Over recent months the Internet has been awash with reports of corporate data loss. Test data (especially if it is based on a cut from production) is just as valuable to potential thieves or wrongdoers as production data. In this article we describe how data obfuscation can remove the risk of sensitive data falling into the wrong hands.
Target - data theft
Last autumn (or “Fall” for our American readers), Target suffered a significant data breach. It appears that hackers used a password stealing bot to get access to Target’s internal user credentials and passwords. Once they had administrative credentials, they were able to access servers from outside the organization. The hackers are thought to have stolen credit card information for over 100,000,000 customers. Target could now be facing steep fines for non-compliance with the PCI (Payment Cards Industry), as allowing access from the outside without demanding two factor authentication is a breach of their standards.
The bad new for the American retailer doesn't stop there. According to the 'Hollywood Reporter", Sony have bought the rights to turn the whole sorry saga into a film. The story could well run and run.
Barclays Bank – Stolen data sold
At a smaller, but no less embarrassing, scale two major UK organisations have recently suffered data loss. As previously discussed, Barclays bank recently found that 27,000 customer records had been stolen and sold to rogue city traders. The data was believed to date from 2008 and was thought to be originated in Barclays Financial Planning division. Despite its age, much of it remained valid.
WM Morrison – Data theft / potential fraud
Only last week, we heard that WM Morrison’s staff payroll had been published online. The data, which included bank account information for 100,000 employees, appears to have been stolen by a member of staff. The staff member has been arrested on suspicion of “making or supplying an article for use in fraud". Whatever his motives or intentions, he has caused significant damage to the reputation of his (presumably former) employer.
NHS data – Sent offshore
This recent Guardian article describes patient’s discomfort at the knowledge that the NHS health data was being exported to Google servers. Using large data sets for scientific study is a great idea and many “Big Data” initiatives rely on this type of data migration. Unfortunately exporting data to remote locations can reduce control and security. Once data is offsite it is easily “forgotten”. This meaning, it may not be monitored effectively or deleted as soon as it is no longer required. The main concern for patient groups is whether suitable safeguards are in place to protect data.
Moving data offshore raises concerns for many organisations. Whether this stems from the Patriot Act (which may allow the US government access to your sensitive data), or the lack of robust data protection legislation in the country hosting the data; you need to give careful consideration to the type and quantity of data which you choose to move off-site.

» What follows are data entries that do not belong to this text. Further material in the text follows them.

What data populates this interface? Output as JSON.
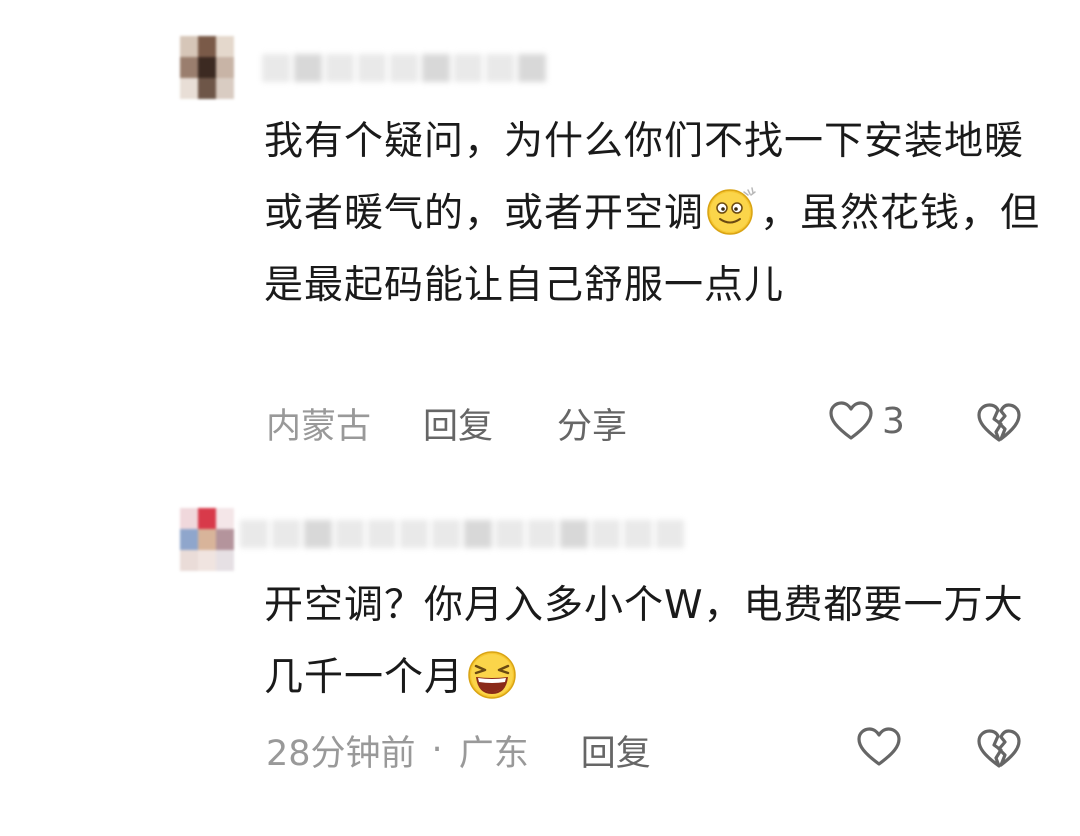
{
  "comments": [
    {
      "avatar_colors": [
        "#d6c6b8",
        "#7a5a48",
        "#e4d8cc",
        "#9a7e6e",
        "#3c2a22",
        "#c8b4a6",
        "#e8ded6",
        "#6e5648",
        "#d9ccc2"
      ],
      "text_parts": [
        "我有个疑问，为什么你们不找一下安装地暖或者暖气的，或者开空调",
        "，虽然花钱，但是最起码能让自己舒服一点儿"
      ],
      "emoji": "dizzy-smile-emoji",
      "location": "内蒙古",
      "reply_label": "回复",
      "share_label": "分享",
      "like_count": "3"
    },
    {
      "avatar_colors": [
        "#f0d8dc",
        "#d83a4a",
        "#f4e6e8",
        "#8fa6cc",
        "#d8b49a",
        "#b4949c",
        "#eadcd8",
        "#f0e4e0",
        "#e6e0e4"
      ],
      "text_parts": [
        "开空调？你月入多小个W，电费都要一万大几千一个月",
        ""
      ],
      "emoji": "laughing-emoji",
      "time": "28分钟前",
      "dot": "·",
      "location": "广东",
      "reply_label": "回复"
    }
  ],
  "colors": {
    "text_primary": "#1a1a1a",
    "text_secondary": "#999999",
    "action_text": "#666666",
    "emoji_yellow": "#f6c630"
  }
}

Data used for testing systems (commonly used as a 'cut' or sub-set of the live system - yes your real information) is obviously just as valuable to potential thieves or wrongdoers as production data, and may be being sent off to offshore test service providers.
Yet again, Dilbert illustrates this nicely...
In my earlier blog post, I mentioned the ease with which testers can usually get access to sensitive data. Although test data is only (currently) linked to a small number of data breaches, it remains a relatively simple source of sensitive data for people with malicious intent.
(A recent study around 2% of breaches were thought to be related to test data).
Getting the right type and quantity of test data is difficult enough without insisting that test data is obfuscated. But these recent breaches are likely to increase the demands that test data is held more securely and made useless in the event of theft. We have used data masking tools such as those provided by DataVantage to sanitise and secure test data. The data masking process is illustrated below. Tools such as DataVantage allow simple “on the fly” extracts of production data. This makes it suitable for use in test environments and removes the risk that sensitive data can fall into the wrong hands.